1031 and partnerships - Posted by Bill Taylor

Posted by John Merchant, JD on July 21, 2002 at 23:43:32:

Any 1031 Facilitator company, such as Starker Exchange Svs., which is national, or any of the many others, would be able to look at an individual 1031 situation, like this one, and give you a free answer in a minute.

I believe Starker has a web presence, probably www.starker.com, but any of the search engines should be able to find them, or a myriad of others, in less time than it’s taken me to post this. Also try www.1031.com

1031 and partnerships - Posted by Bill Taylor

Posted by Bill Taylor on July 21, 2002 at 23:18:58:

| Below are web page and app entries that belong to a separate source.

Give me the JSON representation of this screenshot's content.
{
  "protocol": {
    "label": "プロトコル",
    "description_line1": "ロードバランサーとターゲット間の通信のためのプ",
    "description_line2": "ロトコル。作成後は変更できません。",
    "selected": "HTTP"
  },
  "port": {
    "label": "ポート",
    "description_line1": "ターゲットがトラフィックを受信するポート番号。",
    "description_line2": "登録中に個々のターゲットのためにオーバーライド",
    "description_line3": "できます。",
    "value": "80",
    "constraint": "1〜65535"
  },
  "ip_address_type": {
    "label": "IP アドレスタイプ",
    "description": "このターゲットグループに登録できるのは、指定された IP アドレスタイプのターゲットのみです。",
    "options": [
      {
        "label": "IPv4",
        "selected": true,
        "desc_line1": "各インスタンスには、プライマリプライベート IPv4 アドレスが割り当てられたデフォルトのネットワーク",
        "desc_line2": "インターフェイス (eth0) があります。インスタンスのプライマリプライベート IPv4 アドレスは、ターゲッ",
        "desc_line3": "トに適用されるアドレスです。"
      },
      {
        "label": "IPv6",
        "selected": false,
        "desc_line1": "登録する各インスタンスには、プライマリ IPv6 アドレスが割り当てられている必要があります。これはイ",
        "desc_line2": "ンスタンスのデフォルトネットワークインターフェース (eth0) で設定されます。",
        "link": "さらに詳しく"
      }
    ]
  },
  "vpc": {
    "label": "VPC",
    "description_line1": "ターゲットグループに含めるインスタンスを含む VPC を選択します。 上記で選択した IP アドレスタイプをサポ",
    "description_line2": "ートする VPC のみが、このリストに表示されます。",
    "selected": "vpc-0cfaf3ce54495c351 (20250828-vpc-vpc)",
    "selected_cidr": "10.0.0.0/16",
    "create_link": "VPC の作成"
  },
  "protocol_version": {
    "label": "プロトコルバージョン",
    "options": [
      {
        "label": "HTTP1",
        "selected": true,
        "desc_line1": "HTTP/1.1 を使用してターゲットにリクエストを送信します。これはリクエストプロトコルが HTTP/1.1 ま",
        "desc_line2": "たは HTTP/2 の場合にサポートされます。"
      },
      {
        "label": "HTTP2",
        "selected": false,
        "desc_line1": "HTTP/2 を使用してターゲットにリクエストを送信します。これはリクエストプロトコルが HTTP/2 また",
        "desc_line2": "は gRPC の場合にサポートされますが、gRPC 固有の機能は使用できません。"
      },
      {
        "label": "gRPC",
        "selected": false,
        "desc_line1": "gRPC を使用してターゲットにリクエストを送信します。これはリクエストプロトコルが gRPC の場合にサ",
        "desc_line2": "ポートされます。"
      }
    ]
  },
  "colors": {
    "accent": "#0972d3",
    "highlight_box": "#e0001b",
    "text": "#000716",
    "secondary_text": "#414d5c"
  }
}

I have been in a partnership for 18 years and I now would like to disolve the partnership. We have 1 property in that partnership. it has been sold and the closing should be this week. If we sell the property and disolve the partnership can we do a 1031 exchange individually with our share of the proceeds? We also have a loan on the home of about 35000. The house should five us in excess of 59000. We have a 60/40 partnership. I hope this is enough info for you to give us an answer.

Re: 1031 and partnerships - Posted by JHyre in Ohio

Posted by JHyre in Ohio on July 22, 2002 at 06:19:48:

If you distribute respective 60/40 interests in the home to the partners, those “tenant in common” interests constitute RE and are exchangeable for other RE under the case law. The IRS would challenge the transaction based on the “step transaction” doctrine, basically saying that 1031 was not meant to be used in this manner. No court case has ruled on these facts, so the ultimate outcome of this manuever is uncertain.

If the thing is closing in the partnership’s name and that is unalterable, the partnership could mnake the exchange into another property and distribute undivided portions of the new property to each of you…then you’d still be partners, in effect. You could buy your partner out of his “undivided interest”. This approach has a bit more support in court than the former approach, though it’s not 100%.

John Hyre